From the records below, copy the lines that include "JSON".

[Stored entries]
+ + +

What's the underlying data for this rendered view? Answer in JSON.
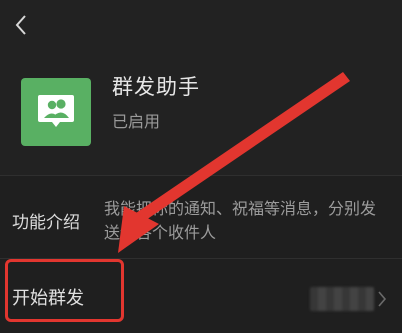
{
  "header": {
    "back_icon": "chevron-left-icon"
  },
  "app": {
    "name": "群发助手",
    "status": "已启用",
    "icon": "group-message-icon",
    "icon_color": "#59b063"
  },
  "intro": {
    "label": "功能介绍",
    "text": "我能把你的通知、祝福等消息，分别发送给各个收件人"
  },
  "action": {
    "label": "开始群发",
    "chevron_icon": "chevron-right-icon"
  },
  "annotations": {
    "highlight_color": "#e2362f",
    "arrow_color": "#e2362f"
  }
}
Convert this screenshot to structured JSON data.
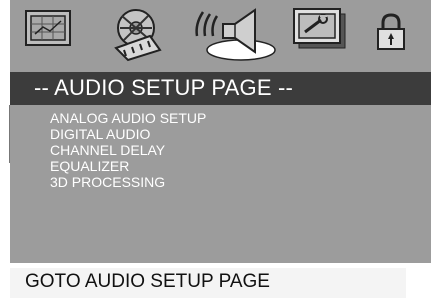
{
  "icons": [
    "general-setup-icon",
    "video-setup-icon",
    "audio-setup-icon",
    "preference-icon",
    "lock-icon"
  ],
  "header": {
    "title": "-- AUDIO SETUP PAGE --"
  },
  "menu": {
    "items": [
      {
        "label": "ANALOG AUDIO SETUP"
      },
      {
        "label": "DIGITAL AUDIO"
      },
      {
        "label": "CHANNEL DELAY"
      },
      {
        "label": "EQUALIZER"
      },
      {
        "label": "3D PROCESSING"
      }
    ]
  },
  "status": {
    "text": "GOTO AUDIO SETUP PAGE"
  },
  "colors": {
    "panel": "#9c9c9c",
    "title_bar": "#3c3c3c",
    "status_bar": "#f4f4f4",
    "text_light": "#ffffff"
  }
}
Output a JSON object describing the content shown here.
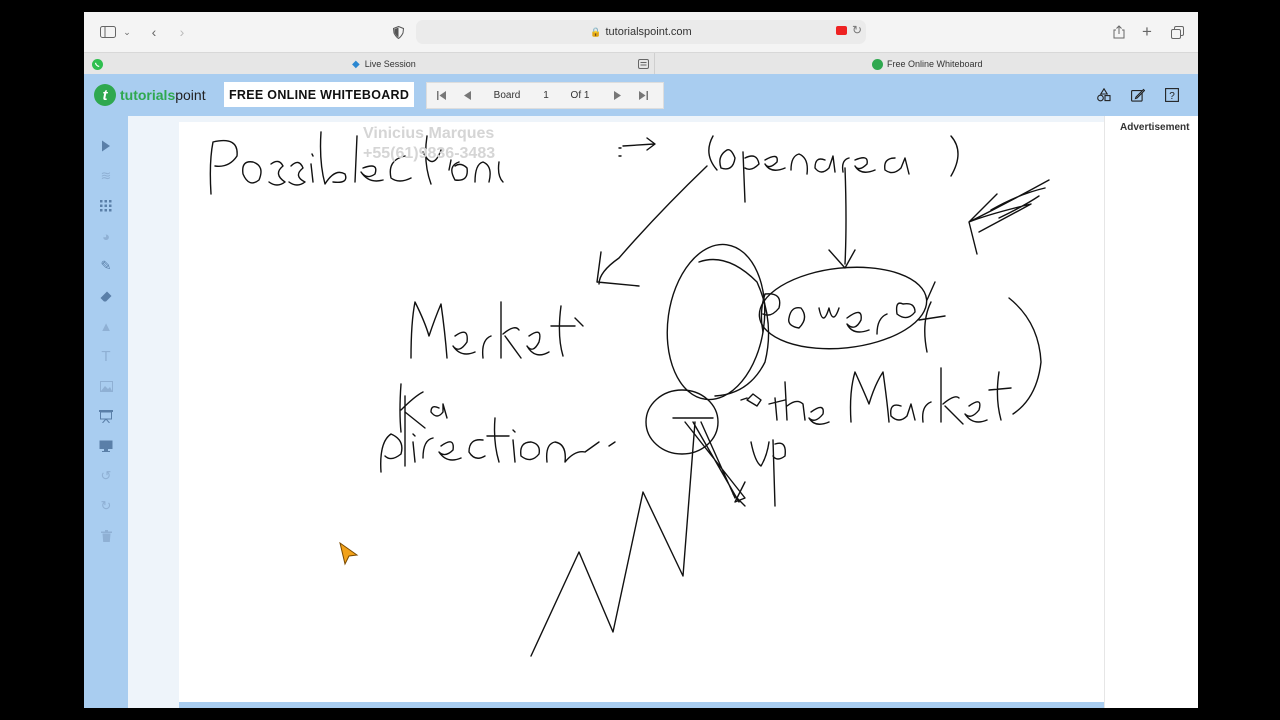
{
  "browser": {
    "url": "tutorialspoint.com",
    "tabs": [
      {
        "label": "Live Session"
      },
      {
        "label": "Free Online Whiteboard"
      }
    ]
  },
  "app": {
    "logo_main": "tutorials",
    "logo_suffix": "point",
    "title": "FREE ONLINE WHITEBOARD",
    "board_label": "Board",
    "board_number": "1",
    "board_total": "Of 1"
  },
  "sidebar": {
    "advertisement_label": "Advertisement"
  },
  "watermark": {
    "line1": "Vinicius Marques",
    "line2": "+55(61)9836-3483"
  },
  "colors": {
    "accent": "#a9cdf0",
    "logo_green": "#2fa84f",
    "record_red": "#e22222"
  },
  "icons": [
    "sidebar-icon",
    "back-icon",
    "forward-icon",
    "shield-icon",
    "lock-icon",
    "record-icon",
    "reload-icon",
    "share-icon",
    "plus-icon",
    "tabs-icon",
    "whatsapp-icon",
    "chat-icon",
    "pointer-icon",
    "layers-icon",
    "grid-icon",
    "palette-icon",
    "pencil-icon",
    "eraser-icon",
    "shapes-icon",
    "text-icon",
    "image-icon",
    "present-icon",
    "screen-icon",
    "undo-icon",
    "redo-icon",
    "trash-icon"
  ]
}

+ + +

EXERCISE ANSWER.
What's the underlying data for this rendered view? Answer in JSON.
Convert this screenshot to structured JSON data.
Output a JSON object describing the content shown here.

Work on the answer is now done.